Opportunities for Post-Docs
Dr. Webb is always looking for talented post-docs with interests and experience in comparative anatomy, developmental biology, and/or sensory neuroethology of fishes to work on projects of mutual interest. The PhD degree must be completed (dissertation defended, with documentation) by the start date. Potential post-docs are encouraged to seek their own funding, but when available, grant funding may also provide post-doc support.
Post-Docs interested in applying for the NSF Post-Doctoral Fellowships in Biology (Deadline in early November each year; http://www.nsf.gov/pubs/2015/nsf15501/nsf15501.htm), who are members of underrepresented groups and/or have an interest in using biological collections (e.g., museum collections) for the study of the comparative and/or developmental morphology, of fish sensory systems in particular, are strongly encouraged to contact me. From the NSF website – “……..transformative approaches that use biological collections in highly innovative ways to address grand challenges in biology. Priority may be given to applicants who integrate biological collections and associated resources with other types of data in an effort to forge new insight into areas traditionally funded by BIO. Examples of key questions in biology of interest include…….links between genotype and phenotype, evolutionary developmental biology, comparative approaches in functional and developmental neurobiology……. Using collections as a resource for grand challenge questions in biology is expected to present new opportunities to advance understanding of biological processes and systems, inspiring new discoveries in areas with relevance to other disciplines with overlapping interests in biological systems…”

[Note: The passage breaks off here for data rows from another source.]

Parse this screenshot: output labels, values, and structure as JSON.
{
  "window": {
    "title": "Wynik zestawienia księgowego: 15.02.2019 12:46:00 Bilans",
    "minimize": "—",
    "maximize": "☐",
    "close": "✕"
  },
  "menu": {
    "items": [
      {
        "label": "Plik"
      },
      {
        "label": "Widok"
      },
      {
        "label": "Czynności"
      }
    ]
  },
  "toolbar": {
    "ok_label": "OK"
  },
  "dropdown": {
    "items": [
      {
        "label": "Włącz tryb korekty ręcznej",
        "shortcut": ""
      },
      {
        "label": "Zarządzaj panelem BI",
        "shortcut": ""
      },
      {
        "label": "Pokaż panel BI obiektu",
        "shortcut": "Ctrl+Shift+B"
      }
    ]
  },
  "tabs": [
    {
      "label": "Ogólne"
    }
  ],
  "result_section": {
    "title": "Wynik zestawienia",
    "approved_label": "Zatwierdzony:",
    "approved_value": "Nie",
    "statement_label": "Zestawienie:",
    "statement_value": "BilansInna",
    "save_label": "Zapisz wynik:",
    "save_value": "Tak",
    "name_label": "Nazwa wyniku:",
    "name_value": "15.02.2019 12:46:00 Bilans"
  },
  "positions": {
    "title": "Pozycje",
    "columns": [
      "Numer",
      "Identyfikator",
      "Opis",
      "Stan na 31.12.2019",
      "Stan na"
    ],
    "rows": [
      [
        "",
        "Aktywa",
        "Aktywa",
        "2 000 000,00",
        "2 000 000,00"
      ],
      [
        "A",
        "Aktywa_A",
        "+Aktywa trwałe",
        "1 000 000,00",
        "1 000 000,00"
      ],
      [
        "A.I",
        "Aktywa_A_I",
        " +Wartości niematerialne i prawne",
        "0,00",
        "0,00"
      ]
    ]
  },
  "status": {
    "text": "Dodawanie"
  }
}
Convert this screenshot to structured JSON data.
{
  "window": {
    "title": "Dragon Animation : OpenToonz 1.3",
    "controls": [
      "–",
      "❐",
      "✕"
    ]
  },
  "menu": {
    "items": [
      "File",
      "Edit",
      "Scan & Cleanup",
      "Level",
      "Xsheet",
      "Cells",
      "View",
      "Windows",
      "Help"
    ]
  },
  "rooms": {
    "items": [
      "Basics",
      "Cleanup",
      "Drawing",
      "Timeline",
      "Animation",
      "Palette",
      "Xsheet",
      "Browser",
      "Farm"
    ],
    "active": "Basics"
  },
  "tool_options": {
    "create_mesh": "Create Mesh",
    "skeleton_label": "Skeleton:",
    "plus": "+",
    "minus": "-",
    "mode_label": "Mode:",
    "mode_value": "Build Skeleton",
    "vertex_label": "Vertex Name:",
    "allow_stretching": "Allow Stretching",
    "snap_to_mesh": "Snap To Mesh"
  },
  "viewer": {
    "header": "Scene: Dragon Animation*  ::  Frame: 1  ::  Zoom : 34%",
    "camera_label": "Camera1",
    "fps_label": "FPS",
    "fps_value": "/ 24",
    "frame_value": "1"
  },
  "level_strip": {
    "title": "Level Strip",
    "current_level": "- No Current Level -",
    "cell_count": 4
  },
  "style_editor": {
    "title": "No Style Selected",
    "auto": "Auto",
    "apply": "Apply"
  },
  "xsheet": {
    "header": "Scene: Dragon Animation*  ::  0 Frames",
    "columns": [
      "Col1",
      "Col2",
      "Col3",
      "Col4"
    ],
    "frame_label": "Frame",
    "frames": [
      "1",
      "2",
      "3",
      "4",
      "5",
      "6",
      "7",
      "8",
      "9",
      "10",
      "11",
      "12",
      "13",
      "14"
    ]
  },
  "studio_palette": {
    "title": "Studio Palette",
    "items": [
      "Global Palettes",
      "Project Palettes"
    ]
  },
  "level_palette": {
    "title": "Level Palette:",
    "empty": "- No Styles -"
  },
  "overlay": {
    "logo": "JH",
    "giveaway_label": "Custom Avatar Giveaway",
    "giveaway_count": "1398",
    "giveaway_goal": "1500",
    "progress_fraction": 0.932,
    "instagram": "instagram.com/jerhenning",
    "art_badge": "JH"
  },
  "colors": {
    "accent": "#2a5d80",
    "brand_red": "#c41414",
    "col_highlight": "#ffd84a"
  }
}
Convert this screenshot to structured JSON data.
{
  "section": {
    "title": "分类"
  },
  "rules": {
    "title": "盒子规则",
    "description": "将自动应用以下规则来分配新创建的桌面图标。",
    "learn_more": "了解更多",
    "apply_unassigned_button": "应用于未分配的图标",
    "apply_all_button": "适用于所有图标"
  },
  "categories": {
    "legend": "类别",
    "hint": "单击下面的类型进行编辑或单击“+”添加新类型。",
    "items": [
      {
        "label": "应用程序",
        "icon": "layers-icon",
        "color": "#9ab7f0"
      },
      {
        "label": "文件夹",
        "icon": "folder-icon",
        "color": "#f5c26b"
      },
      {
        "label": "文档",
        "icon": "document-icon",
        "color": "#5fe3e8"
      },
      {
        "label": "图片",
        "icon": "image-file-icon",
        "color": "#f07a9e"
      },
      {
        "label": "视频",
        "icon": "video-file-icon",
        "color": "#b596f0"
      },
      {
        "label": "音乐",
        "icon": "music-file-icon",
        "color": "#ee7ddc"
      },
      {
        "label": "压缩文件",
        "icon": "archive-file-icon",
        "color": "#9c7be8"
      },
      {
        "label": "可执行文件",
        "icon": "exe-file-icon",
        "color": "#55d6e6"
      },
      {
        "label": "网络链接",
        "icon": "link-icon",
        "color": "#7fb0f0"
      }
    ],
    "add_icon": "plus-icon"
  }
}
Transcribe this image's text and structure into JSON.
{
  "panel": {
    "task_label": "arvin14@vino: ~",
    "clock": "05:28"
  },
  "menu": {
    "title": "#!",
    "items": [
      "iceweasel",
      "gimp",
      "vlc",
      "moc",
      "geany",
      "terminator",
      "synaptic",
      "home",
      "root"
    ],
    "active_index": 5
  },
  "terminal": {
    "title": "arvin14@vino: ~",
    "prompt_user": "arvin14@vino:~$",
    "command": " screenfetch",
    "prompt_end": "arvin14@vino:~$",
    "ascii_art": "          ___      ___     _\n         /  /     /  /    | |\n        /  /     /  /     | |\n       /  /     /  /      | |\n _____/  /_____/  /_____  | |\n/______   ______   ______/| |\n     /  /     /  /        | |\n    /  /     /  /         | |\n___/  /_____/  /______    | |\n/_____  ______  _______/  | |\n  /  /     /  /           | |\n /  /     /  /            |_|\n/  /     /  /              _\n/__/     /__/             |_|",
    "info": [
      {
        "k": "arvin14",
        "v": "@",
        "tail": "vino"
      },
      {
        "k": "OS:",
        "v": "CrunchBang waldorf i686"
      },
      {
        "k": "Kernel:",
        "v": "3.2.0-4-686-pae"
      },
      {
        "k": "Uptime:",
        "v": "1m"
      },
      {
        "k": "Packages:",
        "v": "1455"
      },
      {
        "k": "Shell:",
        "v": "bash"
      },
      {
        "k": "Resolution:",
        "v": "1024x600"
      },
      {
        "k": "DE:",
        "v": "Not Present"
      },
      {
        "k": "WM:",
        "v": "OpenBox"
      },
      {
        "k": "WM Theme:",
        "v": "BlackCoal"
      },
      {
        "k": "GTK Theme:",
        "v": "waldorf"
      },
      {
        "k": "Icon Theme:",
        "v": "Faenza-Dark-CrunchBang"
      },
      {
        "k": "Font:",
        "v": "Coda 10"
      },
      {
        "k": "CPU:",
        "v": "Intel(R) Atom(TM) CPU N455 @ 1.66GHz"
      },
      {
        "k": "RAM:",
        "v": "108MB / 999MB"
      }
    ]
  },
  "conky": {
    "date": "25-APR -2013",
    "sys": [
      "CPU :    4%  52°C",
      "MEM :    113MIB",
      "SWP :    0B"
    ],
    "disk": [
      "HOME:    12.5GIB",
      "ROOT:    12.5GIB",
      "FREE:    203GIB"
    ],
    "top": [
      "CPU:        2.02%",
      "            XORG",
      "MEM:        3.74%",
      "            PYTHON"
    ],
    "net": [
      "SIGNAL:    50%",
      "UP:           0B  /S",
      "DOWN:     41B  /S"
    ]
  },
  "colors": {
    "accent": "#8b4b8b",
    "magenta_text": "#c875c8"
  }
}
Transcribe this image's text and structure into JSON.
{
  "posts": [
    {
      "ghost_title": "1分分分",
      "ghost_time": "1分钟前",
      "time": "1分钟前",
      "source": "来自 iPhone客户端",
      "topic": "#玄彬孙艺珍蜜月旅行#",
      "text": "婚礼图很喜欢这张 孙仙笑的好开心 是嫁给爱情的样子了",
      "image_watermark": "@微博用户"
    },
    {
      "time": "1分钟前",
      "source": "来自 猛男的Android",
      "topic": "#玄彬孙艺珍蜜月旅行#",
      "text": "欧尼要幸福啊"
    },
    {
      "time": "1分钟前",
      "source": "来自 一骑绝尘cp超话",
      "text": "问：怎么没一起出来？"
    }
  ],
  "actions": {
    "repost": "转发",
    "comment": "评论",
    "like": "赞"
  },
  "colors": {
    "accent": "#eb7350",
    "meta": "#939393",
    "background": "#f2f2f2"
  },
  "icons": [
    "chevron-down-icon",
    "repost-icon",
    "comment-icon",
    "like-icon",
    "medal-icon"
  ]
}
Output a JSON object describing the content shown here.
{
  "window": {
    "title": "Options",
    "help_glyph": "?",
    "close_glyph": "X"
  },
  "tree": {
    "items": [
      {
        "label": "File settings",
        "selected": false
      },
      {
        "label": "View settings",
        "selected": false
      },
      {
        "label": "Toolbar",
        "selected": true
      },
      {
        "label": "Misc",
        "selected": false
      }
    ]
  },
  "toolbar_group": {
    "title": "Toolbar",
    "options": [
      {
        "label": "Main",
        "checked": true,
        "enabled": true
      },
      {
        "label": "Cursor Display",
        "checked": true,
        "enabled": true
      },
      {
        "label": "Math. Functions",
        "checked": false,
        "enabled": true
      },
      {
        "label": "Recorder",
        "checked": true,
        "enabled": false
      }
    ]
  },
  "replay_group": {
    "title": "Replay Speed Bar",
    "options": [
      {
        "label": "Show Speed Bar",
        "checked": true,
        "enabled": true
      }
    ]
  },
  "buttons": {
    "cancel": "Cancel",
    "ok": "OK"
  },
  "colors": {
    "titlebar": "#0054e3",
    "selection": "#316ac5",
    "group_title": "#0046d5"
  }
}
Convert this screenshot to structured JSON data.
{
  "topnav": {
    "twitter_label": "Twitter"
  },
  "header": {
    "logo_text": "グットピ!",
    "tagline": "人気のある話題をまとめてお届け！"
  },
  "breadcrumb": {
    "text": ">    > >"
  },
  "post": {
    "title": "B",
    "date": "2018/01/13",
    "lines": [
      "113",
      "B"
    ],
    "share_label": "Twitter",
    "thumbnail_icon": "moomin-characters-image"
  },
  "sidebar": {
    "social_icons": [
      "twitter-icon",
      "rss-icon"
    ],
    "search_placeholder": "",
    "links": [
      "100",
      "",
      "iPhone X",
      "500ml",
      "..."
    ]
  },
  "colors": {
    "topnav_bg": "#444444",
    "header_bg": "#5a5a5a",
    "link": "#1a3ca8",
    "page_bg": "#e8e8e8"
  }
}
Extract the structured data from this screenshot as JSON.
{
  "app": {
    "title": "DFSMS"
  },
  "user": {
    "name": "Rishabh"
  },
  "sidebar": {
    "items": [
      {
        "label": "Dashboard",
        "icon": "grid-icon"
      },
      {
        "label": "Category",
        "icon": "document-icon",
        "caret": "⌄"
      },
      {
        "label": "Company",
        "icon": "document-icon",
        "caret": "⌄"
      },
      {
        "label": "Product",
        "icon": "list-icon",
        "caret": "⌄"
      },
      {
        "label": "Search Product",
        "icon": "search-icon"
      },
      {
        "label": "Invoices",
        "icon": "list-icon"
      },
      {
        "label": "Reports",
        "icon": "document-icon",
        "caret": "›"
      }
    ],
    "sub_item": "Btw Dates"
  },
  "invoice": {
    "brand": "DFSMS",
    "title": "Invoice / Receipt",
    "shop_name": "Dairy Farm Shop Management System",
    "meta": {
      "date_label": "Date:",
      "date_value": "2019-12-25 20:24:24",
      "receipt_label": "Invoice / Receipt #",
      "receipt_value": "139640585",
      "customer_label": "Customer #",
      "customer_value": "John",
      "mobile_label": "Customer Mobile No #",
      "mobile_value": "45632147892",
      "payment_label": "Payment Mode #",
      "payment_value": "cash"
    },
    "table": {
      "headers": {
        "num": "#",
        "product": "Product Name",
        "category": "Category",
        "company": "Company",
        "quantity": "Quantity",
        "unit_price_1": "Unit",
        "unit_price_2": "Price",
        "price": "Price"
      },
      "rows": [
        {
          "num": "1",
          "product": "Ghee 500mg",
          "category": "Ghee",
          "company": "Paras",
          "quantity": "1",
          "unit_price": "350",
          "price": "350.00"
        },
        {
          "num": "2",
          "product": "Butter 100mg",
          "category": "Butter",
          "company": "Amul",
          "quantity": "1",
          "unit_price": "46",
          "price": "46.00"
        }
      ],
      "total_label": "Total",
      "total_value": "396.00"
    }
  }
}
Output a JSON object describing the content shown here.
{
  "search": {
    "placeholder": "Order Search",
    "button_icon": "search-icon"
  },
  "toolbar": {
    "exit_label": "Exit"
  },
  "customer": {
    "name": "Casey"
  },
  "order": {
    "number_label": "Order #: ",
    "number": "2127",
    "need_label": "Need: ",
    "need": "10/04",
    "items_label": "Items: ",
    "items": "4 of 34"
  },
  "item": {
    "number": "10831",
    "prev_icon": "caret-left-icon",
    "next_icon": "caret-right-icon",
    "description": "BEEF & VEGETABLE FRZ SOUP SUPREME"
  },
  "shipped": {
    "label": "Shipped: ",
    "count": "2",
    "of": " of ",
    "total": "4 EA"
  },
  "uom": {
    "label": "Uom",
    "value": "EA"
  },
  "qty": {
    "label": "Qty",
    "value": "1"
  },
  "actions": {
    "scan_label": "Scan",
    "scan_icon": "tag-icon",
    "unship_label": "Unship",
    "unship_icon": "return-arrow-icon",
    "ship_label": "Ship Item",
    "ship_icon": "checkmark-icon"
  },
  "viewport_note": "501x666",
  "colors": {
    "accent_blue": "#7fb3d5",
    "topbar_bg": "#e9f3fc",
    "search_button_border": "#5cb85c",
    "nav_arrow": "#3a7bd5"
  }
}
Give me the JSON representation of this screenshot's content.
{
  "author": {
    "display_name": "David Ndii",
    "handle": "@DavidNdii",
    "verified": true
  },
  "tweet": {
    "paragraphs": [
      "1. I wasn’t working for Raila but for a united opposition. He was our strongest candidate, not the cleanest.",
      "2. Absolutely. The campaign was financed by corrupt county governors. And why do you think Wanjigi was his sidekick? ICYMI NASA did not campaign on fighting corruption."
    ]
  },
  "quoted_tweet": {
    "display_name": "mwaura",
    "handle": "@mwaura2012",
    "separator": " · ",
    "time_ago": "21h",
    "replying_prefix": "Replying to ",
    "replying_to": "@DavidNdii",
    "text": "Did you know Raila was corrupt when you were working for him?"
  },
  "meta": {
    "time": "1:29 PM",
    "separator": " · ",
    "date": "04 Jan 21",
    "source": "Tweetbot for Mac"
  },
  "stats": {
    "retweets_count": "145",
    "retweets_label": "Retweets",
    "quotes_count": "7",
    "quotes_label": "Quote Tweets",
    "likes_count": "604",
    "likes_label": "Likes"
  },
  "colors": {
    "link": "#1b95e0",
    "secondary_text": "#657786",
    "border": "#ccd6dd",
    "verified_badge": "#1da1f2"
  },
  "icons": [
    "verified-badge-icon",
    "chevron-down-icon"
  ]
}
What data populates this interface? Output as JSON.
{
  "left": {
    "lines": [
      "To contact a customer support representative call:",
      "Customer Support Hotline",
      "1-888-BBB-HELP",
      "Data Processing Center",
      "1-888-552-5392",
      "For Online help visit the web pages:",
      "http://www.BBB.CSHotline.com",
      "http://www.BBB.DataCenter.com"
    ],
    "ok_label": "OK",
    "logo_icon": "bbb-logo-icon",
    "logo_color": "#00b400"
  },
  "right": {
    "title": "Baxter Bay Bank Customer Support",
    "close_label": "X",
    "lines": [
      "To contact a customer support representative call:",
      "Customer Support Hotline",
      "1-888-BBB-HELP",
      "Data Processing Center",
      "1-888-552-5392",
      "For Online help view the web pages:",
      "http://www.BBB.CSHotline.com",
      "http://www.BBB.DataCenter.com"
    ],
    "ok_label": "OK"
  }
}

Opportunities for Undergraduate Research
We welcome undergraduates who would like to assist with animal husbandry, assist graduate students or post-docs with a research project, or carry out an independent research project. Undergraduates need to commit to working for one summer (full-time or part-time), or for at least one semester (approx. 4-10 hours/week, depending on the student and the project), to receive training and carry out a meaningful research project. Students may earn credit for independent research or be paid as research assistants with Work-Study (federal financial aid) or student employment funds. In addition, the URI Coastal Fellows Program provides stipends for undergraduate research during the summer.